Wear a little Mask. Get a Set of Gloves. Don’t Go Out Tonight!
This week the same Governor, Chris Sununu, (I was told) said towns could establish their own mask standards. As in, make them mandatory.
Where and how? What power exists at the state level to hand this authority to cities and towns. There isn’t one. They just made it up. And I don’t just mean the authority to suggest you wear a mask in public; I’m talking about the legal force required to punish those who forget or refuse.
Where is that power derived?
Well, the short answer is, by the indifference of people scared shi*less by the same people who just happen to be drawn to positions of power. The folks inclined to impose it (elected officials) and those willing to accept it.
This germ warfare on your rights, hygienic fascism, is something Joel Kotkin talks about here.
Ideologically, hygienic fascism is neither right nor left, nor is it simply a matter of taking necessary precautions. It is about imposing, over a long period of time, highly draconian regulations based on certain assumptions about public health. In large part, it regards science not so much as a search for knowledge but as revealed “truth” with definitive “answers.” Anyone opposed to the conventional stratagem, including recognized professionals, are largely banished as mindless Trumpistas, ignoramuses, or worse.
Kotkin goes on to attach the problem with Scientism, the idea of faith in credentialed experts who wield significant influence over political will. We have that now, here in New Hampshire and across the US, and it’s a big deal. I
It is the power arbitrarily to declare certain legal forms of commerce essential or not. What businesses can stay in business and which must go out of business. Where you may go, how many of us at a time, and when. And, yes, what you must wear.
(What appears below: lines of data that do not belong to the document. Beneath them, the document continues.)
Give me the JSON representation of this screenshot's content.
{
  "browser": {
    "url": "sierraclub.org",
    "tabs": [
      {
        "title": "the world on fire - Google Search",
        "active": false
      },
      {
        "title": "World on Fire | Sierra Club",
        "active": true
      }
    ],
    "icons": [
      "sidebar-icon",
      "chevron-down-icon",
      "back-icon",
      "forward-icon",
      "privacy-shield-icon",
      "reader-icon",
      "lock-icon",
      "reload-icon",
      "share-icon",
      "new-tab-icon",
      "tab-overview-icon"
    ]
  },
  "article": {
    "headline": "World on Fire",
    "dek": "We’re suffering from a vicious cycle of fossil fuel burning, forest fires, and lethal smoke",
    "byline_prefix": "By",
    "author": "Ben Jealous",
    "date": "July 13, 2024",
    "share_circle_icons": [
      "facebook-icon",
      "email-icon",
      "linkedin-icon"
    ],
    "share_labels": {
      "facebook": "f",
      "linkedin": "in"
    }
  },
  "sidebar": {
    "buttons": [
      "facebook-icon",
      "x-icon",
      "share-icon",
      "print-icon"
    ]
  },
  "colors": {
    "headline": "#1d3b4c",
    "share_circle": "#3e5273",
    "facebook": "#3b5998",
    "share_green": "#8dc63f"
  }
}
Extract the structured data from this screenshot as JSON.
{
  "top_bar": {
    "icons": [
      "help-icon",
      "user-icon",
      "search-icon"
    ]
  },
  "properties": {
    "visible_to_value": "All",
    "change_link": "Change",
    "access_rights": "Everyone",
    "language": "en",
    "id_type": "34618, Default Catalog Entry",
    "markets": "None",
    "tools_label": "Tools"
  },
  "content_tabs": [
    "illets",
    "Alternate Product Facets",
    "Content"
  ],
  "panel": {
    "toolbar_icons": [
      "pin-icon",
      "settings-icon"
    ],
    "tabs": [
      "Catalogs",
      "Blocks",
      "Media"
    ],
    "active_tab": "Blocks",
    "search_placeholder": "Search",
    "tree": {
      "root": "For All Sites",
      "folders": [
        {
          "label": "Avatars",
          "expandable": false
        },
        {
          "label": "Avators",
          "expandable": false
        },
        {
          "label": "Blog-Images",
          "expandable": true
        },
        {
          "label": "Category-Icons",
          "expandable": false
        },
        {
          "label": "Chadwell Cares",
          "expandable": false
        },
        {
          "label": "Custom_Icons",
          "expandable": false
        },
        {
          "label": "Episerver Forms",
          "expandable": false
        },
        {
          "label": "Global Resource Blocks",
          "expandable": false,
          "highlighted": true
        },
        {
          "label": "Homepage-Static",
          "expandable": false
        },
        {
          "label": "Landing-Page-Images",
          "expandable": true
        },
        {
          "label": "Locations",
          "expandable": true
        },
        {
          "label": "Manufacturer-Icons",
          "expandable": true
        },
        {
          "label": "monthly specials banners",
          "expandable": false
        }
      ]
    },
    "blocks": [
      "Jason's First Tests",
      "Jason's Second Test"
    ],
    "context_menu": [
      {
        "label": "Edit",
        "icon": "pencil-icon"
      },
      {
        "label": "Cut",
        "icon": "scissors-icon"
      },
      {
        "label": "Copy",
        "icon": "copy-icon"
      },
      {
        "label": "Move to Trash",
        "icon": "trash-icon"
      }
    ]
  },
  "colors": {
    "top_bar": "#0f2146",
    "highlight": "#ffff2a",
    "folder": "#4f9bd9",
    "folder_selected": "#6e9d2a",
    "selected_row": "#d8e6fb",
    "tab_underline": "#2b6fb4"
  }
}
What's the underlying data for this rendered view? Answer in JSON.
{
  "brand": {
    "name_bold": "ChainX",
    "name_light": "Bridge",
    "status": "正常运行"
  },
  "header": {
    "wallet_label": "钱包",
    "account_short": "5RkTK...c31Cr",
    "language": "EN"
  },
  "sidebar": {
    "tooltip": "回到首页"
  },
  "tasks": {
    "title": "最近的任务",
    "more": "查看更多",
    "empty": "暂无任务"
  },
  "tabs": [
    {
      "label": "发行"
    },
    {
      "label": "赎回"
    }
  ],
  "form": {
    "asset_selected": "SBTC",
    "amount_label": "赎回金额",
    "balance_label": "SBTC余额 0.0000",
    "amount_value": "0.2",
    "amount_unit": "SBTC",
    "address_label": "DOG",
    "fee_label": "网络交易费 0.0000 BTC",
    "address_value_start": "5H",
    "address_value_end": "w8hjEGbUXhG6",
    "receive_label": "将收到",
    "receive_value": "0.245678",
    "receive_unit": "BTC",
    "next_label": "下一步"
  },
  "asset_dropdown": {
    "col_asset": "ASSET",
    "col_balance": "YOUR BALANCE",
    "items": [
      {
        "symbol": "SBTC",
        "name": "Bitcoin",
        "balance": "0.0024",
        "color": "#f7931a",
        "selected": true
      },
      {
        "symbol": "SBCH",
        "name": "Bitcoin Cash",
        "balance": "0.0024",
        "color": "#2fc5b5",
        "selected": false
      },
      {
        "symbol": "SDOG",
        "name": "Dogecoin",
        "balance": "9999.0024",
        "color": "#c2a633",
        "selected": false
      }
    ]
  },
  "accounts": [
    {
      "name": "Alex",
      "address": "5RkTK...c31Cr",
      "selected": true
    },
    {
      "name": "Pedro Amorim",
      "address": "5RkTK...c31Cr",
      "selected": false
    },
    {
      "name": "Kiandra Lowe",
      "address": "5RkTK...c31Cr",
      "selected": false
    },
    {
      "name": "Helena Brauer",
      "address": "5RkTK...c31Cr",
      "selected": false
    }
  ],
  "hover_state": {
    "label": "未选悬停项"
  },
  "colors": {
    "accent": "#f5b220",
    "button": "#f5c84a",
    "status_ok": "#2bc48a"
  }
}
Any science or data that contradicts this is outcast, a threat to order, or a threat to public health.